** Opening Data for processing block **
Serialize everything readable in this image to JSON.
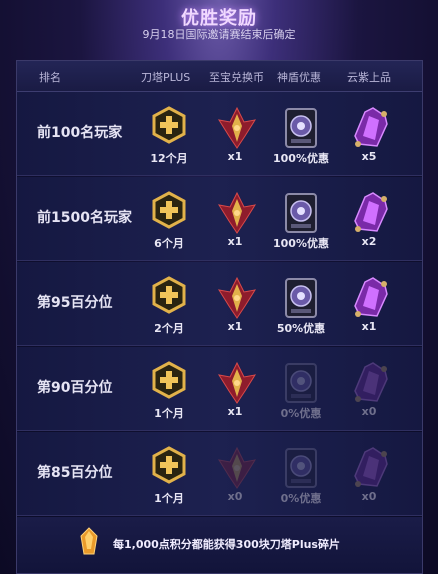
{
  "header": {
    "title": "优胜奖励",
    "subtitle": "9月18日国际邀请赛结束后确定"
  },
  "columns": [
    "排名",
    "刀塔PLUS",
    "至宝兑换币",
    "神盾优惠",
    "云紫上品"
  ],
  "rows": [
    {
      "rank": "前100名玩家",
      "plus": "12个月",
      "coin": "x1",
      "aegis": "100%优惠",
      "cloud": "x5",
      "coin_active": true,
      "aegis_active": true,
      "cloud_active": true
    },
    {
      "rank": "前1500名玩家",
      "plus": "6个月",
      "coin": "x1",
      "aegis": "100%优惠",
      "cloud": "x2",
      "coin_active": true,
      "aegis_active": true,
      "cloud_active": true
    },
    {
      "rank": "第95百分位",
      "plus": "2个月",
      "coin": "x1",
      "aegis": "50%优惠",
      "cloud": "x1",
      "coin_active": true,
      "aegis_active": true,
      "cloud_active": true
    },
    {
      "rank": "第90百分位",
      "plus": "1个月",
      "coin": "x1",
      "aegis": "0%优惠",
      "cloud": "x0",
      "coin_active": true,
      "aegis_active": false,
      "cloud_active": false
    },
    {
      "rank": "第85百分位",
      "plus": "1个月",
      "coin": "x0",
      "aegis": "0%优惠",
      "cloud": "x0",
      "coin_active": false,
      "aegis_active": false,
      "cloud_active": false
    }
  ],
  "footer": {
    "text": "每1,000点积分都能获得300块刀塔Plus碎片"
  },
  "icons": {
    "plus": "plus-hexagon-icon",
    "coin": "treasure-coin-icon",
    "aegis": "aegis-shield-icon",
    "cloud": "cloud-purple-item-icon",
    "shard": "plus-shard-icon"
  },
  "colors": {
    "gold": "#e2b24a",
    "crimson": "#b0283a",
    "purple": "#b04ce0"
  }
}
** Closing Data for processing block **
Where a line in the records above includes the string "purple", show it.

* Exercise output:
    "cloud": "cloud-purple-item-icon",
    "purple": "#b04ce0"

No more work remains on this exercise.